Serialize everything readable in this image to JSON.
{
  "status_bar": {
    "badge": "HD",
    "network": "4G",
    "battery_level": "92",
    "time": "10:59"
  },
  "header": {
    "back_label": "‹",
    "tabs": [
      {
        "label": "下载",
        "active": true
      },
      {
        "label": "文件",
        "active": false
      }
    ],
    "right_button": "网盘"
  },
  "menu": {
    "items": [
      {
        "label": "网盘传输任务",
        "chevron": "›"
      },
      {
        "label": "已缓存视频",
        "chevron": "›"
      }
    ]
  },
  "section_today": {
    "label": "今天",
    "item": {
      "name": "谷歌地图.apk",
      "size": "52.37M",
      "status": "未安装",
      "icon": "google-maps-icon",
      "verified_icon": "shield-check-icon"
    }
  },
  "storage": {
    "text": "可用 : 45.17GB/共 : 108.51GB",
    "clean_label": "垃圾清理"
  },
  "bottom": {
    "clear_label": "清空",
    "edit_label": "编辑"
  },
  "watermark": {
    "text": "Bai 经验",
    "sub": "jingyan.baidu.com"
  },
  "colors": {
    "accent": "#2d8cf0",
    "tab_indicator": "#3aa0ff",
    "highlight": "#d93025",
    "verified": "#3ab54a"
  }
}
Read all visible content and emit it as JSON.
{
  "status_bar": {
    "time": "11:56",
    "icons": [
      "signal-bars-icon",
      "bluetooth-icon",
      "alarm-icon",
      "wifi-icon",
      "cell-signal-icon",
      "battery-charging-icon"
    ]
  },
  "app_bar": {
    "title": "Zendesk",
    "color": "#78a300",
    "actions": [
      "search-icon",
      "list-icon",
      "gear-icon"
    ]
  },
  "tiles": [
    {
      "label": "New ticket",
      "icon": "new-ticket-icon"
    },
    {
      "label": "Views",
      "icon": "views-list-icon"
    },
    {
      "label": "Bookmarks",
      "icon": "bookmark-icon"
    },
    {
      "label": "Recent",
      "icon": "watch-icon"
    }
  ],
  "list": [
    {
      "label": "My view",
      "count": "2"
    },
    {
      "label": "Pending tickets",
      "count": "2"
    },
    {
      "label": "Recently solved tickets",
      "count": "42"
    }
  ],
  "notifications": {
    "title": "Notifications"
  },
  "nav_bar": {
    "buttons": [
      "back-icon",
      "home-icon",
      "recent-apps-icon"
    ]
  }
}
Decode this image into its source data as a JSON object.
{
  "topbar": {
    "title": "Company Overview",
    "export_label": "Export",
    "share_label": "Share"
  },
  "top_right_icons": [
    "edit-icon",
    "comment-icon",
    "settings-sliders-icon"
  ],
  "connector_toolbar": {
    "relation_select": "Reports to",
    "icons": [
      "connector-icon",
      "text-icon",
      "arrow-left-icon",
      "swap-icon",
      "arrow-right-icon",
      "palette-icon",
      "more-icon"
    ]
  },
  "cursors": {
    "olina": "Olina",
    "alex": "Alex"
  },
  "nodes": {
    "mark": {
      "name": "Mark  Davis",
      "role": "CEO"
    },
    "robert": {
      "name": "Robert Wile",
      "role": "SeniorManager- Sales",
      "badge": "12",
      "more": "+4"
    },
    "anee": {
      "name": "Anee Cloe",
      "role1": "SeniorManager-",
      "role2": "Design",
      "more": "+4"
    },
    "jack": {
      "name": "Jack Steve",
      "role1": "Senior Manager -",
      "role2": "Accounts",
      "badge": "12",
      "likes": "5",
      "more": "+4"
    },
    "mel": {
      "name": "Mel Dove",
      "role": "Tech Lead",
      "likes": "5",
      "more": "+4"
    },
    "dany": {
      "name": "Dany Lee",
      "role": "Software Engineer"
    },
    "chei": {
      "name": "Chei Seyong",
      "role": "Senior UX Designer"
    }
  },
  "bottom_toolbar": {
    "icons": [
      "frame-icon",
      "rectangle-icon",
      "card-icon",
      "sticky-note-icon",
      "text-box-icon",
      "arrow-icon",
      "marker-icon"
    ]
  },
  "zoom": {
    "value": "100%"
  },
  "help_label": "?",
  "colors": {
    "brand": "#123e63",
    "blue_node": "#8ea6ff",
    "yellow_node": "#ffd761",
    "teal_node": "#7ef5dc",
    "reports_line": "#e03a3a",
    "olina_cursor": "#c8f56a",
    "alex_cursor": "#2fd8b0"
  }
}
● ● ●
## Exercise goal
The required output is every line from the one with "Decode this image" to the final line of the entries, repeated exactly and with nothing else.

## Answer space
Decode this image into its source data as a JSON object.
{
  "topbar": {
    "title": "Company Overview",
    "export_label": "Export",
    "share_label": "Share"
  },
  "top_right_icons": [
    "edit-icon",
    "comment-icon",
    "settings-sliders-icon"
  ],
  "connector_toolbar": {
    "relation_select": "Reports to",
    "icons": [
      "connector-icon",
      "text-icon",
      "arrow-left-icon",
      "swap-icon",
      "arrow-right-icon",
      "palette-icon",
      "more-icon"
    ]
  },
  "cursors": {
    "olina": "Olina",
    "alex": "Alex"
  },
  "nodes": {
    "mark": {
      "name": "Mark  Davis",
      "role": "CEO"
    },
    "robert": {
      "name": "Robert Wile",
      "role": "SeniorManager- Sales",
      "badge": "12",
      "more": "+4"
    },
    "anee": {
      "name": "Anee Cloe",
      "role1": "SeniorManager-",
      "role2": "Design",
      "more": "+4"
    },
    "jack": {
      "name": "Jack Steve",
      "role1": "Senior Manager -",
      "role2": "Accounts",
      "badge": "12",
      "likes": "5",
      "more": "+4"
    },
    "mel": {
      "name": "Mel Dove",
      "role": "Tech Lead",
      "likes": "5",
      "more": "+4"
    },
    "dany": {
      "name": "Dany Lee",
      "role": "Software Engineer"
    },
    "chei": {
      "name": "Chei Seyong",
      "role": "Senior UX Designer"
    }
  },
  "bottom_toolbar": {
    "icons": [
      "frame-icon",
      "rectangle-icon",
      "card-icon",
      "sticky-note-icon",
      "text-box-icon",
      "arrow-icon",
      "marker-icon"
    ]
  },
  "zoom": {
    "value": "100%"
  },
  "help_label": "?",
  "colors": {
    "brand": "#123e63",
    "blue_node": "#8ea6ff",
    "yellow_node": "#ffd761",
    "teal_node": "#7ef5dc",
    "reports_line": "#e03a3a",
    "olina_cursor": "#c8f56a",
    "alex_cursor": "#2fd8b0"
  }
}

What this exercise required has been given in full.